[Dataset rows describing interfaces]

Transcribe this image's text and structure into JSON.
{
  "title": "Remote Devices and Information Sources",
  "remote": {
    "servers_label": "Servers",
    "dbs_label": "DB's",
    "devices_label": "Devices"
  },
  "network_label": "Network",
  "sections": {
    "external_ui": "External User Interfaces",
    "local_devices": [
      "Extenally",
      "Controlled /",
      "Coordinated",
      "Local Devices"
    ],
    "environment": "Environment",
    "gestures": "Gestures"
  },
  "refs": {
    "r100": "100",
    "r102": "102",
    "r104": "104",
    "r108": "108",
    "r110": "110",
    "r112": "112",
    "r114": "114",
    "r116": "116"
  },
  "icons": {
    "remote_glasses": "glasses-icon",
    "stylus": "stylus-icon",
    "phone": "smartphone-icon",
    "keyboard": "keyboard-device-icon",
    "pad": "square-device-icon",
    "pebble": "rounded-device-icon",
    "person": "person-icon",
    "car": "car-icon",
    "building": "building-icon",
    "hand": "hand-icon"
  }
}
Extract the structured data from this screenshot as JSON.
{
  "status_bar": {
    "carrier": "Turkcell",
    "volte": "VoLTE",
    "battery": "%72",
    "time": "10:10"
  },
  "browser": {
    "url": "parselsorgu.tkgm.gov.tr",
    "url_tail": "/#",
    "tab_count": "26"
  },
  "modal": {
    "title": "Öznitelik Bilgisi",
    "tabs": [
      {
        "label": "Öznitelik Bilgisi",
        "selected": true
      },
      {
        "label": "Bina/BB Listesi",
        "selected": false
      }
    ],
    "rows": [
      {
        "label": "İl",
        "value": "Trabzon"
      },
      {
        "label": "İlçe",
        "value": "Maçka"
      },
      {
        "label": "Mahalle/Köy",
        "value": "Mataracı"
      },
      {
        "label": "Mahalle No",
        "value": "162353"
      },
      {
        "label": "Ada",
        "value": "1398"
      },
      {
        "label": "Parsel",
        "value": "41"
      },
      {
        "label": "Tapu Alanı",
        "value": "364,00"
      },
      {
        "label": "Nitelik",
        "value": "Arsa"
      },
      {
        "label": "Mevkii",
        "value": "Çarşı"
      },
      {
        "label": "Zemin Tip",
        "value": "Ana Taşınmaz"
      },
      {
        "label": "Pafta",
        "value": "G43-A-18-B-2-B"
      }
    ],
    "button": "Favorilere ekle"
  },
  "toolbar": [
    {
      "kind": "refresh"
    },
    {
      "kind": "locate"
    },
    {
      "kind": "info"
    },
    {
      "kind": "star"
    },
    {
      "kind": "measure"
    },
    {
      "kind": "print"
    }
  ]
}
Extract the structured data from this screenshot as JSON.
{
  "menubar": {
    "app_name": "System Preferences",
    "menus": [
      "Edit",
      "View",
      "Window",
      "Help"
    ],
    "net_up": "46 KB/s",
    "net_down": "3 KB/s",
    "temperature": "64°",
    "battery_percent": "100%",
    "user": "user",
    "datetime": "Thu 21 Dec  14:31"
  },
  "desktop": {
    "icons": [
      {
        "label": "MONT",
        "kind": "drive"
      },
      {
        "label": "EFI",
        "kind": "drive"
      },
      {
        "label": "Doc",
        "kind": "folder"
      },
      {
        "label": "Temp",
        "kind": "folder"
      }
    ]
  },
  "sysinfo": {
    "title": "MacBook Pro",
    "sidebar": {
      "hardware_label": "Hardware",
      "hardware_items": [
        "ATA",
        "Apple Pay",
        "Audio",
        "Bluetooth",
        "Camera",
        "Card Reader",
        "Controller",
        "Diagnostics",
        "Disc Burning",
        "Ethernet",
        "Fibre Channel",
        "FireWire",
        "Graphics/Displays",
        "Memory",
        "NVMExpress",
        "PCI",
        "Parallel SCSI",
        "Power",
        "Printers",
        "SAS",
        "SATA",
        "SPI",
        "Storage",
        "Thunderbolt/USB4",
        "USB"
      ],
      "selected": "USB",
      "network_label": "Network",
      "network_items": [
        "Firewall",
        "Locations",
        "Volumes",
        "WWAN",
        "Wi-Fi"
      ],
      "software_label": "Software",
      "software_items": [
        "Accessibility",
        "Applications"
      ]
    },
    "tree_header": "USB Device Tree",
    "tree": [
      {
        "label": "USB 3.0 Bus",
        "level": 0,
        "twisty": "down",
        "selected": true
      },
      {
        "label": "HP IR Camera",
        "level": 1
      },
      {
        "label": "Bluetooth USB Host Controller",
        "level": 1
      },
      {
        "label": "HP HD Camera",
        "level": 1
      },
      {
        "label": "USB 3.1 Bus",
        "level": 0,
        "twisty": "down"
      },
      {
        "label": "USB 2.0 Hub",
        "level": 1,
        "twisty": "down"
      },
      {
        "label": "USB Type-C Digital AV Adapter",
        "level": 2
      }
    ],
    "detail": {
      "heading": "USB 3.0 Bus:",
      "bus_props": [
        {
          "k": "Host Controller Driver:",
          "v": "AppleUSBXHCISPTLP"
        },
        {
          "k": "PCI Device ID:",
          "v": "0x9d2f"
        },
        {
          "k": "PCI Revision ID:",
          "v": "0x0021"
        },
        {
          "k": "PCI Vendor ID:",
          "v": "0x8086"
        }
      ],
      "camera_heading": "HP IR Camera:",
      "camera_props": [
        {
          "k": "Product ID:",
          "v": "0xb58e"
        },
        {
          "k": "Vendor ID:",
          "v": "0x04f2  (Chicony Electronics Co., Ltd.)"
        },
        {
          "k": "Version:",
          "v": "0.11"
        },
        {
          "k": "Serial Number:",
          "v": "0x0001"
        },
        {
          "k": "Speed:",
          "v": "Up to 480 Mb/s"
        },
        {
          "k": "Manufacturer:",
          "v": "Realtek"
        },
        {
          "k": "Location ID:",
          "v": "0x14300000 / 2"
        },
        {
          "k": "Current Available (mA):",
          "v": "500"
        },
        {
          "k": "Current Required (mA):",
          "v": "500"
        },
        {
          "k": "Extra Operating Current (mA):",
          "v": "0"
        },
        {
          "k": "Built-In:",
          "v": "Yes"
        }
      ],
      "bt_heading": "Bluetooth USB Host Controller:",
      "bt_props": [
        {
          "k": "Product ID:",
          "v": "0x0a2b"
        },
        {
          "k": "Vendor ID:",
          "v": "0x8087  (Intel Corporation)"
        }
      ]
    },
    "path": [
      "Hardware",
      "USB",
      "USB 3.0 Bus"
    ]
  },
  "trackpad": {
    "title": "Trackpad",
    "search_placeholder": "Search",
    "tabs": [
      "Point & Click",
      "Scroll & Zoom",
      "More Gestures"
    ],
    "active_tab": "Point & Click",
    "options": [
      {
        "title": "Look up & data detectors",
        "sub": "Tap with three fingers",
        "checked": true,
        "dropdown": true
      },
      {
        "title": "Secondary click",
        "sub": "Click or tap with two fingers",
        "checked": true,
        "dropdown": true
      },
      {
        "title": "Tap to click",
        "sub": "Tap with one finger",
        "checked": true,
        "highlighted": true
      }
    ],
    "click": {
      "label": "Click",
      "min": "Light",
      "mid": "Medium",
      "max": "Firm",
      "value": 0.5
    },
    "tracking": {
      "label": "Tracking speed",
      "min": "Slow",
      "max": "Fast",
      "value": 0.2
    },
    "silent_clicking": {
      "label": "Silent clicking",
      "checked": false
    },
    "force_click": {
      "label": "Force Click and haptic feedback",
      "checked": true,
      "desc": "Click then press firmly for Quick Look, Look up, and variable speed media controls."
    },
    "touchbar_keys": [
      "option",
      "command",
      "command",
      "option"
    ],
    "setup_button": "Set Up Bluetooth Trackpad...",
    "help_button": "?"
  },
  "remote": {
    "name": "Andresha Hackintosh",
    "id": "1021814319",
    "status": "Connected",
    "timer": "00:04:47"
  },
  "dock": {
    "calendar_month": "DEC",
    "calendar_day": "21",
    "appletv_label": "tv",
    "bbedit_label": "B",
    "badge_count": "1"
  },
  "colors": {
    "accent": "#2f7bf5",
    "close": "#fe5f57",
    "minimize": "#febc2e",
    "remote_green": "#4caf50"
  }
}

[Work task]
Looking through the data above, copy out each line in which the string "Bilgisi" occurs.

[Task output]
    "title": "Öznitelik Bilgisi",
        "label": "Öznitelik Bilgisi",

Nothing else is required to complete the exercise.